The objectives of full employment, quality of work and productivity and employment and cohesion are at the centre of EU policy. The European Council of March 2004,and again in February 2005 the Commission in its Communication on the Social Agenda, underlined the urgency for Europe to take effective action in creating more and better jobs. The European Employment Strategy (EES) has this role. In line with the Lisbon strategy , the European employment guidelines established by the Council in 2003 have set three overarching objectives: full employment; quality and productivity at work and strengthened social cohesion and inclusion. They include ten specific guidelines and guidance on improving governance of employment policies. Reforms carried out under the Employment Strategy in many Member States have proved their worth in improving labour market performance as confirmed by the employment growth of earlier years and by the resilience of employment in the recent economic slowdown. However, EU progress towards the Lisbon Strategy 2010 target of a 70% overall employment rate has come to a standstill and, at 64.3%, it is now clear that the EU will miss the intermediate employment rate target for 2005 of 67%. Without further action the 2010 target will also be missed. Labour productivity growth has continued to slow down and quality in work and inclusive labour markets remain important challenges in many Member States.[1]

According to the Impact Assessment Guidelines of the European Commission, the following key questions are of particular importance when examining the impacts of policy initiatives on specific regions or sectors:

See also


  1. 1.0 1.1 1.2 JRC: IA TOOLS. Supporting inpact assessment in the European Commission. [1]

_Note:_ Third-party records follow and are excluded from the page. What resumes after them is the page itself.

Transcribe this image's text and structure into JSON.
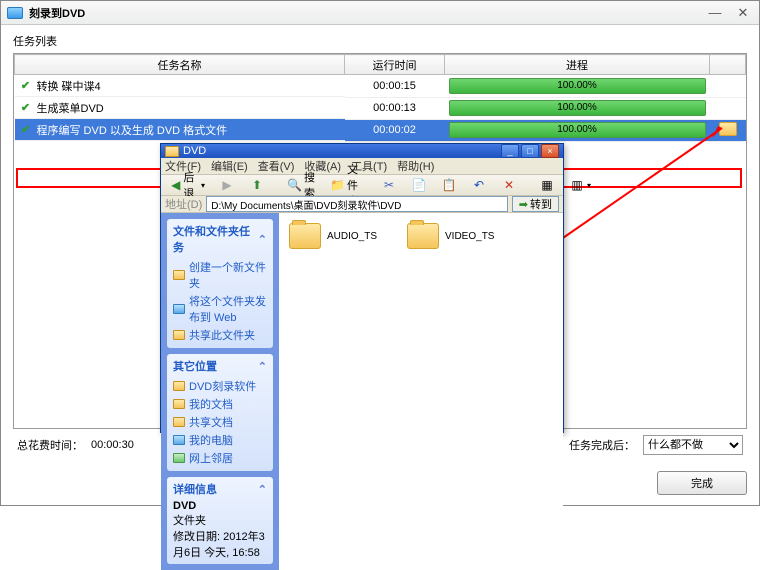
{
  "window": {
    "title": "刻录到DVD"
  },
  "section": "任务列表",
  "columns": {
    "name": "任务名称",
    "time": "运行时间",
    "progress": "进程"
  },
  "tasks": [
    {
      "name": "转换 碟中谍4",
      "time": "00:00:15",
      "pct": "100.00%"
    },
    {
      "name": "生成菜单DVD",
      "time": "00:00:13",
      "pct": "100.00%"
    },
    {
      "name": "程序编写 DVD 以及生成 DVD 格式文件",
      "time": "00:00:02",
      "pct": "100.00%"
    }
  ],
  "footer": {
    "total_label": "总花费时间：",
    "total_time": "00:00:30",
    "after_label": "任务完成后：",
    "after_value": "什么都不做",
    "finish": "完成"
  },
  "explorer": {
    "title": "DVD",
    "menu": [
      "文件(F)",
      "编辑(E)",
      "查看(V)",
      "收藏(A)",
      "工具(T)",
      "帮助(H)"
    ],
    "back": "后退",
    "search": "搜索",
    "folders": "文件夹",
    "addr_label": "地址(D)",
    "address": "D:\\My Documents\\桌面\\DVD刻录软件\\DVD",
    "go": "转到",
    "panel1": {
      "title": "文件和文件夹任务",
      "items": [
        "创建一个新文件夹",
        "将这个文件夹发布到 Web",
        "共享此文件夹"
      ]
    },
    "panel2": {
      "title": "其它位置",
      "items": [
        "DVD刻录软件",
        "我的文档",
        "共享文档",
        "我的电脑",
        "网上邻居"
      ]
    },
    "panel3": {
      "title": "详细信息",
      "name": "DVD",
      "type": "文件夹",
      "mod": "修改日期: 2012年3月6日 今天, 16:58"
    },
    "folders_c": [
      "AUDIO_TS",
      "VIDEO_TS"
    ]
  }
}
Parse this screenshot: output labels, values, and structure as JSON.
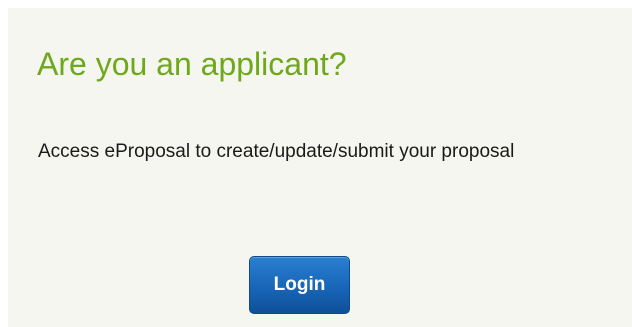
{
  "panel": {
    "title": "Are you an applicant?",
    "description": "Access eProposal to create/update/submit your proposal",
    "login_label": "Login"
  },
  "colors": {
    "panel_background": "#f4f6ef",
    "title_color": "#6fa81c",
    "button_color": "#1865b8"
  }
}
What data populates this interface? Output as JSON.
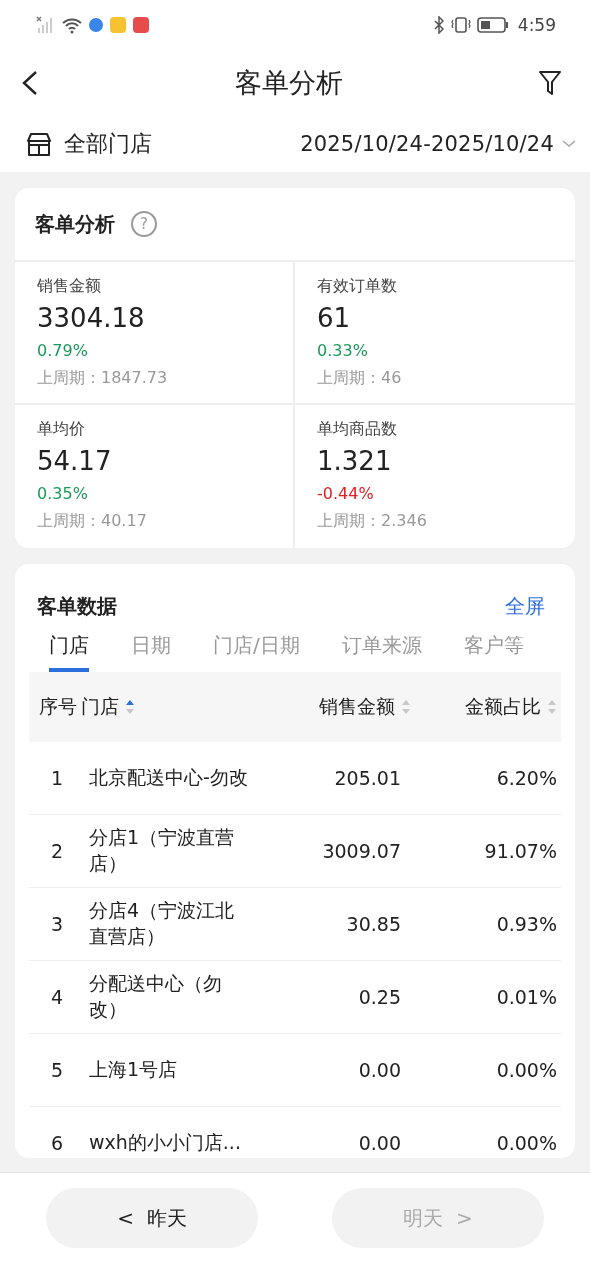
{
  "status_bar": {
    "time": "4:59"
  },
  "header": {
    "title": "客单分析"
  },
  "filter": {
    "store": "全部门店",
    "date_range": "2025/10/24-2025/10/24"
  },
  "summary": {
    "title": "客单分析",
    "help_icon": "?",
    "metrics": [
      {
        "label": "销售金额",
        "value": "3304.18",
        "change": "0.79%",
        "negative": false,
        "previous": "上周期：1847.73"
      },
      {
        "label": "有效订单数",
        "value": "61",
        "change": "0.33%",
        "negative": false,
        "previous": "上周期：46"
      },
      {
        "label": "单均价",
        "value": "54.17",
        "change": "0.35%",
        "negative": false,
        "previous": "上周期：40.17"
      },
      {
        "label": "单均商品数",
        "value": "1.321",
        "change": "-0.44%",
        "negative": true,
        "previous": "上周期：2.346"
      }
    ]
  },
  "data_section": {
    "title": "客单数据",
    "fullscreen": "全屏",
    "tabs": [
      {
        "label": "门店",
        "selected": true
      },
      {
        "label": "日期",
        "selected": false
      },
      {
        "label": "门店/日期",
        "selected": false
      },
      {
        "label": "订单来源",
        "selected": false
      },
      {
        "label": "客户等",
        "selected": false
      }
    ],
    "table": {
      "columns": [
        {
          "label": "序号",
          "kind": "plain"
        },
        {
          "label": "门店",
          "kind": "sortable",
          "sorted": true
        },
        {
          "label": "销售金额",
          "kind": "sortable",
          "sorted": false
        },
        {
          "label": "金额占比",
          "kind": "sortable",
          "sorted": false
        }
      ],
      "rows": [
        [
          "1",
          "北京配送中心-勿改",
          "205.01",
          "6.20%"
        ],
        [
          "2",
          "分店1（宁波直营店）",
          "3009.07",
          "91.07%"
        ],
        [
          "3",
          "分店4（宁波江北直营店）",
          "30.85",
          "0.93%"
        ],
        [
          "4",
          "分配送中心（勿改）",
          "0.25",
          "0.01%"
        ],
        [
          "5",
          "上海1号店",
          "0.00",
          "0.00%"
        ],
        [
          "6",
          "wxh的小小门店...",
          "0.00",
          "0.00%"
        ]
      ]
    }
  },
  "footer": {
    "buttons": [
      {
        "label": "昨天",
        "arrow": "<",
        "disabled": false
      },
      {
        "label": "明天",
        "arrow": ">",
        "disabled": true
      }
    ]
  }
}
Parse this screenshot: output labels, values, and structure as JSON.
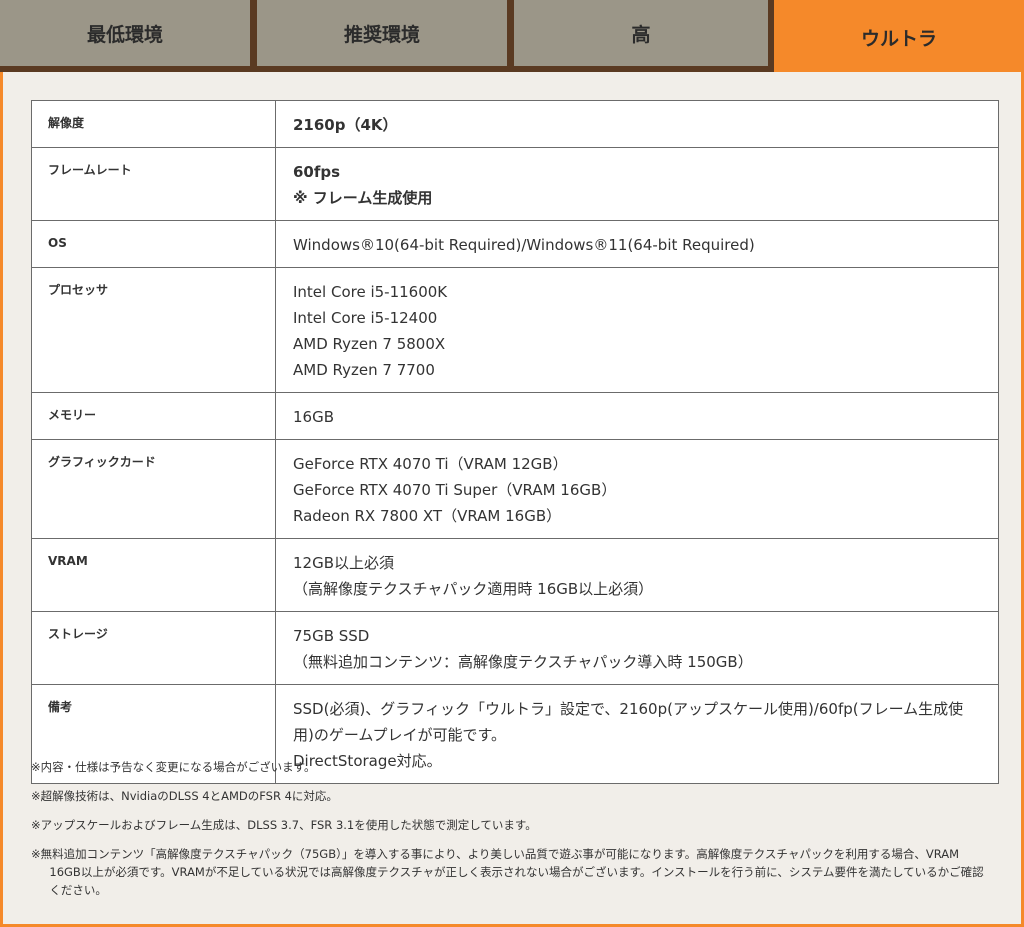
{
  "tabs": [
    {
      "label": "最低環境",
      "active": false
    },
    {
      "label": "推奨環境",
      "active": false
    },
    {
      "label": "高",
      "active": false
    },
    {
      "label": "ウルトラ",
      "active": true
    }
  ],
  "spec": {
    "resolution": {
      "label": "解像度",
      "value": "2160p（4K）"
    },
    "framerate": {
      "label": "フレームレート",
      "lines": [
        "60fps",
        "※ フレーム生成使用"
      ]
    },
    "os": {
      "label": "OS",
      "value": "Windows®10(64-bit Required)/Windows®11(64-bit Required)"
    },
    "processor": {
      "label": "プロセッサ",
      "lines": [
        "Intel Core i5-11600K",
        "Intel Core i5-12400",
        "AMD Ryzen 7 5800X",
        "AMD Ryzen 7 7700"
      ]
    },
    "memory": {
      "label": "メモリー",
      "value": "16GB"
    },
    "gpu": {
      "label": "グラフィックカード",
      "lines": [
        "GeForce RTX 4070 Ti（VRAM 12GB）",
        "GeForce RTX 4070 Ti Super（VRAM 16GB）",
        "Radeon RX 7800 XT（VRAM 16GB）"
      ]
    },
    "vram": {
      "label": "VRAM",
      "lines": [
        "12GB以上必須",
        "（高解像度テクスチャパック適用時 16GB以上必須）"
      ]
    },
    "storage": {
      "label": "ストレージ",
      "lines": [
        "75GB SSD",
        "（無料追加コンテンツ：高解像度テクスチャパック導入時 150GB）"
      ]
    },
    "notes_row": {
      "label": "備考",
      "text": "SSD(必須)、グラフィック「ウルトラ」設定で、2160p(アップスケール使用)/60fp(フレーム生成使用)のゲームプレイが可能です。",
      "extra": "DirectStorage対応。"
    }
  },
  "footnotes": [
    "※内容・仕様は予告なく変更になる場合がございます。",
    "※超解像技術は、NvidiaのDLSS 4とAMDのFSR 4に対応。",
    "※アップスケールおよびフレーム生成は、DLSS 3.7、FSR 3.1を使用した状態で測定しています。",
    "※無料追加コンテンツ「高解像度テクスチャパック（75GB）」を導入する事により、より美しい品質で遊ぶ事が可能になります。高解像度テクスチャパックを利用する場合、VRAM 16GB以上が必須です。VRAMが不足している状況では高解像度テクスチャが正しく表示されない場合がございます。インストールを行う前に、システム要件を満たしているかご確認ください。"
  ]
}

This text is for information only and is not designed to interpret or replace any reference documents.